Data records for software interfaces
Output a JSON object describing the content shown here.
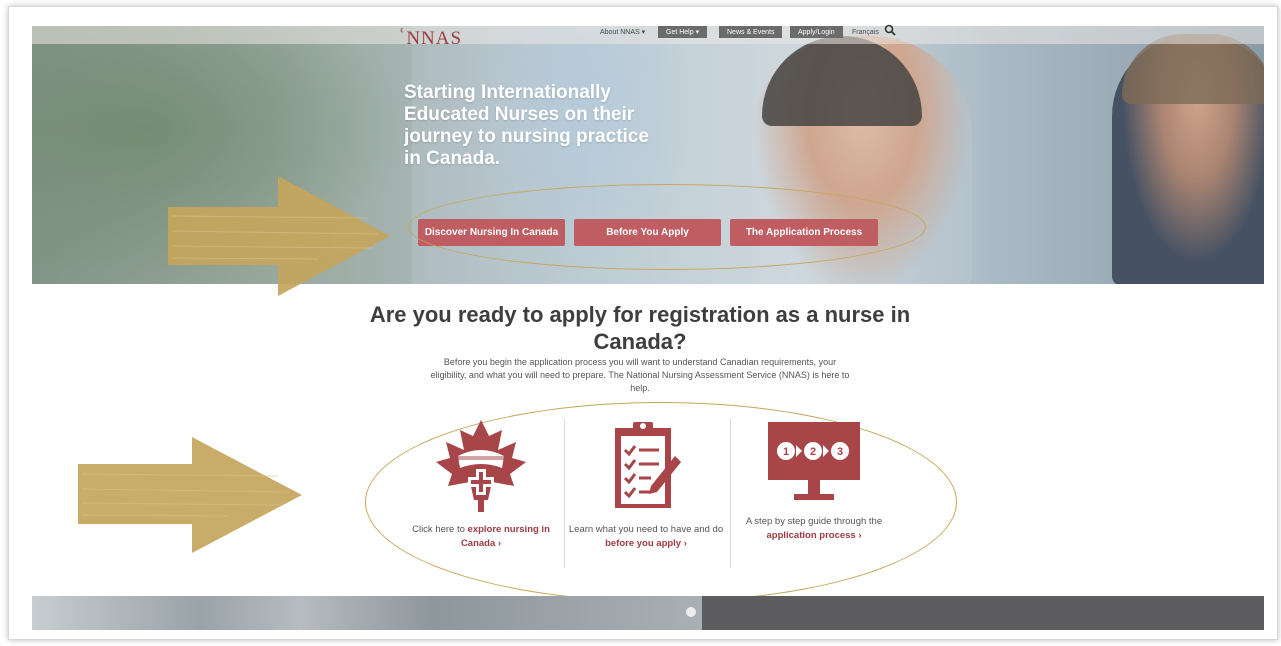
{
  "header": {
    "logo_text": "NNAS",
    "nav": {
      "about": "About NNAS ▾",
      "get_help": "Get Help ▾",
      "news": "News & Events",
      "apply": "Apply/Login",
      "language": "Français"
    }
  },
  "hero": {
    "headline": "Starting Internationally Educated Nurses on their journey to nursing practice in Canada.",
    "buttons": [
      "Discover Nursing In Canada",
      "Before You Apply",
      "The Application Process"
    ]
  },
  "main": {
    "question": "Are you ready to apply for registration as a nurse in Canada?",
    "intro": "Before you begin the application process you will want to understand Canadian requirements, your eligibility, and what you will need to prepare. The National Nursing Assessment Service (NNAS) is here to help.",
    "columns": [
      {
        "icon": "maple-leaf-nurse-cap-icon",
        "text_before": "Click here to ",
        "link": "explore nursing in Canada ›",
        "text_after": ""
      },
      {
        "icon": "clipboard-checklist-icon",
        "text_before": "Learn what you need to have and do ",
        "link": "before you apply ›",
        "text_after": ""
      },
      {
        "icon": "monitor-steps-icon",
        "text_before": "A step by step guide through the ",
        "link": "application process ›",
        "text_after": ""
      }
    ],
    "step_numbers": [
      "1",
      "2",
      "3"
    ]
  },
  "colors": {
    "brand": "#9e3b40",
    "button": "#bf5d62",
    "annotation_gold": "#c6a75a"
  }
}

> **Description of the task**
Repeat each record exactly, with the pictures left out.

> **Response area**
Output a JSON object describing the content shown here.
{
  "header": {
    "logo_text": "NNAS",
    "nav": {
      "about": "About NNAS ▾",
      "get_help": "Get Help ▾",
      "news": "News & Events",
      "apply": "Apply/Login",
      "language": "Français"
    }
  },
  "hero": {
    "headline": "Starting Internationally Educated Nurses on their journey to nursing practice in Canada.",
    "buttons": [
      "Discover Nursing In Canada",
      "Before You Apply",
      "The Application Process"
    ]
  },
  "main": {
    "question": "Are you ready to apply for registration as a nurse in Canada?",
    "intro": "Before you begin the application process you will want to understand Canadian requirements, your eligibility, and what you will need to prepare. The National Nursing Assessment Service (NNAS) is here to help.",
    "columns": [
      {
        "icon": "maple-leaf-nurse-cap-icon",
        "text_before": "Click here to ",
        "link": "explore nursing in Canada ›",
        "text_after": ""
      },
      {
        "icon": "clipboard-checklist-icon",
        "text_before": "Learn what you need to have and do ",
        "link": "before you apply ›",
        "text_after": ""
      },
      {
        "icon": "monitor-steps-icon",
        "text_before": "A step by step guide through the ",
        "link": "application process ›",
        "text_after": ""
      }
    ],
    "step_numbers": [
      "1",
      "2",
      "3"
    ]
  },
  "colors": {
    "brand": "#9e3b40",
    "button": "#bf5d62",
    "annotation_gold": "#c6a75a"
  }
}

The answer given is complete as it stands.